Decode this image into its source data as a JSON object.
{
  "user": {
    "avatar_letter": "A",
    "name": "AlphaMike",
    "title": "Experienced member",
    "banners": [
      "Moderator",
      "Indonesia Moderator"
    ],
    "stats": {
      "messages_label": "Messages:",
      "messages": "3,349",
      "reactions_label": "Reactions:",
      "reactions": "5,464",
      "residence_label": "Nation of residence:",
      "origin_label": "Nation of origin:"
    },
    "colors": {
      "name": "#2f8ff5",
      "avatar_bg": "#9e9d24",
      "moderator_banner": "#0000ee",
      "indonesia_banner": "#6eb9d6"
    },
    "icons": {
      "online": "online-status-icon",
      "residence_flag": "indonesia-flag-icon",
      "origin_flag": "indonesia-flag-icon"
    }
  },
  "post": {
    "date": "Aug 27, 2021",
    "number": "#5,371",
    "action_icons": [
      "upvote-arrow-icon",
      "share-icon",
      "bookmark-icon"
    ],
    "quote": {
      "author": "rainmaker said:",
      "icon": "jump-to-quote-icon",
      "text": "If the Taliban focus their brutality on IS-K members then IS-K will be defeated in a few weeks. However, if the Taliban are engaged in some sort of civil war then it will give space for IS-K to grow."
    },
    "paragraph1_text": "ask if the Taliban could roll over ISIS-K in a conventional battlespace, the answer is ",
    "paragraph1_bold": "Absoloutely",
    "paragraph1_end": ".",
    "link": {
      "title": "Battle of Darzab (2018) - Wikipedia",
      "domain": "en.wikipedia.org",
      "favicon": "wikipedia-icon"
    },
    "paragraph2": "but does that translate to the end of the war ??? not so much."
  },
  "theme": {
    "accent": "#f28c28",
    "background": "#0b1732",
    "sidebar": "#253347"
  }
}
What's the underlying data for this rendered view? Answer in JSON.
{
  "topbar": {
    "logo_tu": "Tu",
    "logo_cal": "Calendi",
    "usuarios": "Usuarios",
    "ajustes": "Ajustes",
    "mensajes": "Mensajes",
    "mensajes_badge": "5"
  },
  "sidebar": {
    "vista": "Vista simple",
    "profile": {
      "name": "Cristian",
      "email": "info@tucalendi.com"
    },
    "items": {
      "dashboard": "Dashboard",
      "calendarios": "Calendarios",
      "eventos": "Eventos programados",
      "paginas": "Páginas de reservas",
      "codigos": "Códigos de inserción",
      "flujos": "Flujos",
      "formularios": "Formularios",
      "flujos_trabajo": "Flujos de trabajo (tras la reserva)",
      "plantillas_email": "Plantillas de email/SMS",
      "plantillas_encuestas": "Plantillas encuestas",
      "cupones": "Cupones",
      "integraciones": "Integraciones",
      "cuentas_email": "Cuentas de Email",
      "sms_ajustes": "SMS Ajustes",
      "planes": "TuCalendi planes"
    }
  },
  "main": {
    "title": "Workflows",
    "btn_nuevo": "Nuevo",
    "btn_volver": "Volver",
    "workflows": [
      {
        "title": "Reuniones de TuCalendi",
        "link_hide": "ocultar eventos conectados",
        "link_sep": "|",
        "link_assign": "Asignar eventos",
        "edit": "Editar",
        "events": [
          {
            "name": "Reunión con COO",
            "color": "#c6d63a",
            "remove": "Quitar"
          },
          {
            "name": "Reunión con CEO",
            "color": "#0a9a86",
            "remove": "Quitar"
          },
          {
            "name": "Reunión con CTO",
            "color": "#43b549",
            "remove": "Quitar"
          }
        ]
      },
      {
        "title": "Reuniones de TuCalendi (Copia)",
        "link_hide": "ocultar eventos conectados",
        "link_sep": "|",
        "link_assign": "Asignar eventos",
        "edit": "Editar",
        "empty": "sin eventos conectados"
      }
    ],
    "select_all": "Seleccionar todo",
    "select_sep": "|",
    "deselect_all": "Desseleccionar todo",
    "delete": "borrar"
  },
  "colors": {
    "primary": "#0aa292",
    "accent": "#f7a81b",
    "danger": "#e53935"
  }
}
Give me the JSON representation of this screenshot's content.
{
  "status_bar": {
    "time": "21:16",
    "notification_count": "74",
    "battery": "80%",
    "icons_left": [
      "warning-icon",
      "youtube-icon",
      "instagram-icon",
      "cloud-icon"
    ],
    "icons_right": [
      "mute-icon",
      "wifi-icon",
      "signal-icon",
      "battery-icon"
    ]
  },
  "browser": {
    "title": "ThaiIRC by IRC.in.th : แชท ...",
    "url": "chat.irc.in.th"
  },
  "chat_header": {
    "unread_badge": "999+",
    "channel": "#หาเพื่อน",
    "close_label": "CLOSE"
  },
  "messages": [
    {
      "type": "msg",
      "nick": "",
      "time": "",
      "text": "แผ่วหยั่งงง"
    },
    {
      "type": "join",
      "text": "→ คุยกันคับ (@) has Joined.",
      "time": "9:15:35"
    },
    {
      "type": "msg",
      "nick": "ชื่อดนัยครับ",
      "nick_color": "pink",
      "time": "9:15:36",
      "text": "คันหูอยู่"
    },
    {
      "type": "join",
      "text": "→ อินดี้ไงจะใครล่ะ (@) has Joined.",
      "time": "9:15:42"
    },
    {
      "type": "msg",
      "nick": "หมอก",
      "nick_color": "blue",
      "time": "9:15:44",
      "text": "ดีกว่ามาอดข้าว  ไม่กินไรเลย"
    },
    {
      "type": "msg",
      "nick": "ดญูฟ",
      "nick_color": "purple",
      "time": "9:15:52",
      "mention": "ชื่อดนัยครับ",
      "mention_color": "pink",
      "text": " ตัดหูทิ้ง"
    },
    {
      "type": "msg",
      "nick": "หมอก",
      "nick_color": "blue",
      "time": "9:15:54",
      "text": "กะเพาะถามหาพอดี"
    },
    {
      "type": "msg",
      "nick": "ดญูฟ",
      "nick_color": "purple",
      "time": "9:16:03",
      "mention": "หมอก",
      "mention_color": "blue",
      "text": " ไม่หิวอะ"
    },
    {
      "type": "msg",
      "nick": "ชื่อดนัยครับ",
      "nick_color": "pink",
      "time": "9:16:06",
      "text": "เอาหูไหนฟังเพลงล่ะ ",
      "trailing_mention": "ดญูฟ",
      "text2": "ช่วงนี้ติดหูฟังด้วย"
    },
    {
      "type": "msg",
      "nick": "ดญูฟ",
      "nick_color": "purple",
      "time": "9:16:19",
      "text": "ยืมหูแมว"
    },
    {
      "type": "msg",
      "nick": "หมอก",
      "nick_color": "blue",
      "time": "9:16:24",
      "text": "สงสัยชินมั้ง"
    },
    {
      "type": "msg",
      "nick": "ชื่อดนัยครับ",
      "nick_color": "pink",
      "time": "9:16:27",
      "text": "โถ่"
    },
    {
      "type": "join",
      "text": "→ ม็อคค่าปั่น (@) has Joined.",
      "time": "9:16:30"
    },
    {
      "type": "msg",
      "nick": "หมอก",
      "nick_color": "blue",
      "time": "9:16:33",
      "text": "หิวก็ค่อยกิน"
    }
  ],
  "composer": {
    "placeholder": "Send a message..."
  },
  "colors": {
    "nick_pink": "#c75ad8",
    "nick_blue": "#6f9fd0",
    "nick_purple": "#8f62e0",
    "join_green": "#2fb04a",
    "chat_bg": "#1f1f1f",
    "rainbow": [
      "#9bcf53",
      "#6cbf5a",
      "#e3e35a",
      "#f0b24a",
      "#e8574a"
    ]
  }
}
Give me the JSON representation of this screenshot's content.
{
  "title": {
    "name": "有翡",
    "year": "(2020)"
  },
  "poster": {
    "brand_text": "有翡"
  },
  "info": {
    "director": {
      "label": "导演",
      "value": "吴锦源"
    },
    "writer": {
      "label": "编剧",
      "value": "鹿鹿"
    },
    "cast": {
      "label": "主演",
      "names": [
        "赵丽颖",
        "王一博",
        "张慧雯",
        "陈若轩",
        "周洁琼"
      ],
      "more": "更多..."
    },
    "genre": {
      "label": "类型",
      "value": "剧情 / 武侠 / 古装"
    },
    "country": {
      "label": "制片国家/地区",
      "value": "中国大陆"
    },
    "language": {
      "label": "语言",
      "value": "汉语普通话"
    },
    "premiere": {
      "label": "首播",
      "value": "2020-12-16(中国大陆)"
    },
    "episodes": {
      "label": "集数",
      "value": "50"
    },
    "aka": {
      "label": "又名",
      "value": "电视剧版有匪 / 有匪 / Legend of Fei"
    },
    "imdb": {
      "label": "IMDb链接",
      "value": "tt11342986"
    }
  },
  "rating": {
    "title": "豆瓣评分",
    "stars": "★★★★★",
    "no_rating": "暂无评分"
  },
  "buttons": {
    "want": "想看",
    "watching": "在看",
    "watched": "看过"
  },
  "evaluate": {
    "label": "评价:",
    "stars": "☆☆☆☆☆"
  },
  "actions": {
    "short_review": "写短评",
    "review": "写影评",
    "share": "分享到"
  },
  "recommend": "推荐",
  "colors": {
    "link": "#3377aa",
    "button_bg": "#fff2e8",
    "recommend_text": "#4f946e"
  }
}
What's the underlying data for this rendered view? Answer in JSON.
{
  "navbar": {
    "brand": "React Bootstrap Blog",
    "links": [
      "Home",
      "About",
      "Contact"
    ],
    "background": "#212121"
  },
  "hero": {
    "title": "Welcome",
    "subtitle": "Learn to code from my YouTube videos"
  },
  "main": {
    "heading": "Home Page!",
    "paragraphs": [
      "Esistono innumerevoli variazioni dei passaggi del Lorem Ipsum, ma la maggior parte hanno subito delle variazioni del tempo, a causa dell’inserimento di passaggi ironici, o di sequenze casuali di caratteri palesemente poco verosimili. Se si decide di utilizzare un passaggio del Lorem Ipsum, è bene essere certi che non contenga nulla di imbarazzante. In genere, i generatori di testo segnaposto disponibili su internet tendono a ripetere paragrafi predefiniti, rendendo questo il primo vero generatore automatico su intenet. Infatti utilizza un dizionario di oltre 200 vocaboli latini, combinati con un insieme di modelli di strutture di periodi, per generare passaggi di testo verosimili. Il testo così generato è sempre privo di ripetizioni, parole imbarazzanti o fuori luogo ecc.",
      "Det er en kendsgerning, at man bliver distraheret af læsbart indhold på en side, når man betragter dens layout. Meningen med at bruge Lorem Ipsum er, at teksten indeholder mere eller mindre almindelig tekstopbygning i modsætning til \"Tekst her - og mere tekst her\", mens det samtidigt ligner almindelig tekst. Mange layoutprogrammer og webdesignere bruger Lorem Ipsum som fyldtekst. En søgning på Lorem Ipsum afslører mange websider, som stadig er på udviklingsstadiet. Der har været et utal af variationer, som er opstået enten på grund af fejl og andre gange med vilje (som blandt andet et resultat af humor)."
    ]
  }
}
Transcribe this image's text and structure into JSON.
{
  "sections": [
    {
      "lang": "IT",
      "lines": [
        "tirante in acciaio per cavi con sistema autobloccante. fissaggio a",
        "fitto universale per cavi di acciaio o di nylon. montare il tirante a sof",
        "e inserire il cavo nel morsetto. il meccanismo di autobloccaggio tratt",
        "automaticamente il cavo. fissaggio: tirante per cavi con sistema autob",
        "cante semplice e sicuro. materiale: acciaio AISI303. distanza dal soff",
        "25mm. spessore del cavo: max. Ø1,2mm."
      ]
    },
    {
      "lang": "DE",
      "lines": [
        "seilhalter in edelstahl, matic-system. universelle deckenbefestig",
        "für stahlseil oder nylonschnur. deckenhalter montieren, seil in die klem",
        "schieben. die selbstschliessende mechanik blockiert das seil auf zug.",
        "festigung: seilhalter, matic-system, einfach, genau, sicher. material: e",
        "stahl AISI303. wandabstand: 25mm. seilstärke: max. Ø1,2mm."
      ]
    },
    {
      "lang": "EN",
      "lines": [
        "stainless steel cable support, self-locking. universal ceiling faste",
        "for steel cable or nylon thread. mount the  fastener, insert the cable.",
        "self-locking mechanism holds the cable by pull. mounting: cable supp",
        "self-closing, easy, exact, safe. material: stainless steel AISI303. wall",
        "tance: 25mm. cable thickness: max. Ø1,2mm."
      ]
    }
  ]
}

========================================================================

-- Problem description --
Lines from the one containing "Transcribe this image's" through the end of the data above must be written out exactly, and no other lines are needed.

-- Problem solution --
Transcribe this image's text and structure into JSON.
{
  "sections": [
    {
      "lang": "IT",
      "lines": [
        "tirante in acciaio per cavi con sistema autobloccante. fissaggio a",
        "fitto universale per cavi di acciaio o di nylon. montare il tirante a sof",
        "e inserire il cavo nel morsetto. il meccanismo di autobloccaggio tratt",
        "automaticamente il cavo. fissaggio: tirante per cavi con sistema autob",
        "cante semplice e sicuro. materiale: acciaio AISI303. distanza dal soff",
        "25mm. spessore del cavo: max. Ø1,2mm."
      ]
    },
    {
      "lang": "DE",
      "lines": [
        "seilhalter in edelstahl, matic-system. universelle deckenbefestig",
        "für stahlseil oder nylonschnur. deckenhalter montieren, seil in die klem",
        "schieben. die selbstschliessende mechanik blockiert das seil auf zug.",
        "festigung: seilhalter, matic-system, einfach, genau, sicher. material: e",
        "stahl AISI303. wandabstand: 25mm. seilstärke: max. Ø1,2mm."
      ]
    },
    {
      "lang": "EN",
      "lines": [
        "stainless steel cable support, self-locking. universal ceiling faste",
        "for steel cable or nylon thread. mount the  fastener, insert the cable.",
        "self-locking mechanism holds the cable by pull. mounting: cable supp",
        "self-closing, easy, exact, safe. material: stainless steel AISI303. wall",
        "tance: 25mm. cable thickness: max. Ø1,2mm."
      ]
    }
  ]
}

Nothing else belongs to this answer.